Guy Norris/LOS ANGELES Paul Lewis/WASHINGTON DC
Boeing is studying a transonic airliner and an all-new conventional widebody jet in addition to the recently revealed high Mach Sonic Cruiser, Flight International has learned. The airframer has tasked engine manufacturers with parallel studies of powerplant options for the three new concepts.
The studies have emerged from the umbrella "20XX" project. This was formed five years ago within the product development group to evaluate advanced configurations, and improved manufacturing, design and systems technology.
It is understood that the three studies include a new 200-250-seat conventional design; a high-subsonic Mach 0.95-0.98 transport along the lines of the Sonic Cruiser; and a transonic transport aimed at a Mach 1.2 cruise speed.
"We have said we are looking at a broad range of new technologies under 20XX, and we are also looking at a different range of aircraft," acknowledges Boeing. "We are continuing to examine the range of possibilities, but the Sonic Cruiser is the aircraft we are talking to customers about."
Boeing has asked General Electric, Pratt & Whitney and Rolls-Royce to conduct parallel studies of three powerplant solutions. These include improved developments of the GE90, PW4098 and Trent engines employed on the Boeing 777, an all-new turbofan and an advanced technology transonic application.
"We're looking at several engine concepts," says Bob Leduc, P&W executive vice president. "One concept is a derivative using the PW4098 core, but it is one of three options. There is an advanced turbofan, which would be a brand new centreline engine. There is a third concept we are also pursuing that we think is novel and may have an application on a higher Mach number aircraft."

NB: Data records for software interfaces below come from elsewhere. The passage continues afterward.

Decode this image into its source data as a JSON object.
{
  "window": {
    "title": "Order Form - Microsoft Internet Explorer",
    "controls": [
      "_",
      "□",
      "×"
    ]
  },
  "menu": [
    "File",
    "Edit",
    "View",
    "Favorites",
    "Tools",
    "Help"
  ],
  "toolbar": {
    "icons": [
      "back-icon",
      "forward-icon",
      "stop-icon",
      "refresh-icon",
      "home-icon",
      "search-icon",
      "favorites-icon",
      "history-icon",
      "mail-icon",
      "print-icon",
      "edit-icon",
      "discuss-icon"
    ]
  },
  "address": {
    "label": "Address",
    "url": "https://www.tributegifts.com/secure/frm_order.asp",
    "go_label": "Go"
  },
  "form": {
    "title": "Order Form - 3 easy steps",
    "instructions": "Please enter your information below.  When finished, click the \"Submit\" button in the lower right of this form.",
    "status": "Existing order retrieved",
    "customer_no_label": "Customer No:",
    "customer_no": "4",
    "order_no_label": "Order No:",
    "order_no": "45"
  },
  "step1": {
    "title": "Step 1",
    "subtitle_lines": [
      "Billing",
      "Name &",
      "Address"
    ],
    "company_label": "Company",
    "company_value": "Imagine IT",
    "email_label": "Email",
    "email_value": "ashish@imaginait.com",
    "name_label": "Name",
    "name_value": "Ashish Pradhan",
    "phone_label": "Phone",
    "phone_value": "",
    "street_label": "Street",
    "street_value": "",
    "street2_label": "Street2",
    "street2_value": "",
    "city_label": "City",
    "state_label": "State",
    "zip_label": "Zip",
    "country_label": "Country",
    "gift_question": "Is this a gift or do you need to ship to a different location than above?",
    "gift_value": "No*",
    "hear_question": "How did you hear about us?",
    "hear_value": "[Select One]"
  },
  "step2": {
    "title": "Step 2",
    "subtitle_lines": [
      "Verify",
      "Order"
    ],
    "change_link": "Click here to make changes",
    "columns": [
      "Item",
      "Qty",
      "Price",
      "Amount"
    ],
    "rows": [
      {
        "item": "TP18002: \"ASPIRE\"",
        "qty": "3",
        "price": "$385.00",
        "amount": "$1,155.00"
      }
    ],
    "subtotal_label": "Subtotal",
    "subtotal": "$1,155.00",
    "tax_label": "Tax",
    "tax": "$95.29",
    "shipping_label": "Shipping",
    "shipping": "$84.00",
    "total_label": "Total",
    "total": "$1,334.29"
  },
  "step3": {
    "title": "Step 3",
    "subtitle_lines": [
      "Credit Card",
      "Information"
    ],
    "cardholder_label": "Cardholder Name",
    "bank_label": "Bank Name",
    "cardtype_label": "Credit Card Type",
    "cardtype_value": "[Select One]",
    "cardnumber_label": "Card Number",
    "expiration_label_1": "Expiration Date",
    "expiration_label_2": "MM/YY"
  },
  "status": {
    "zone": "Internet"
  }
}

Of the three aircraft concepts, the transonic airliner is the most surprising. Although Boeing dropped its supersonic airliner studies in 1999 after NASA decided to abandon its High Speed Research project, the company pursued a Quiet Supersonic Platform (QSP) requirement issued last year by the US Defence Advanced Research Projects Agency.
The QSP is aimed at developing a low or no-boom supersonic capability using breakthrough technologies and unconventional design approaches. Phase one QSP contracts were awarded to Boeing, Northrop Grumman and Gulfstream, the latter also working with Lockheed Martin Skunk Works on a follow-up to earlier joint supersonic business jet studies.
The inclusion of a study aircraft capable of transonic speeds is believed to follow recent configuration and design breakthroughs. Boeing is also working on a supersonic business jet. However, former Boeing Commercial Airplanes vice president for business strategy and development Mike Bair says: "In general, once you go faster than Mach 1 plus, the fuel burn penalty is enormous. We have the sonic boom issue and we still haven't figured that out."Virgin Atlantic says it is talking with Boeing to become a launch customer for the Sonic Cruiser, in a move widely seen as a publicity stunt by the UK airline at such an early stage of Boeing's concept studies. Virgin chairman Richard Branson says the airline expects to order up to six aircraft, which he believes will "change the way the world flies".
Source: Flight International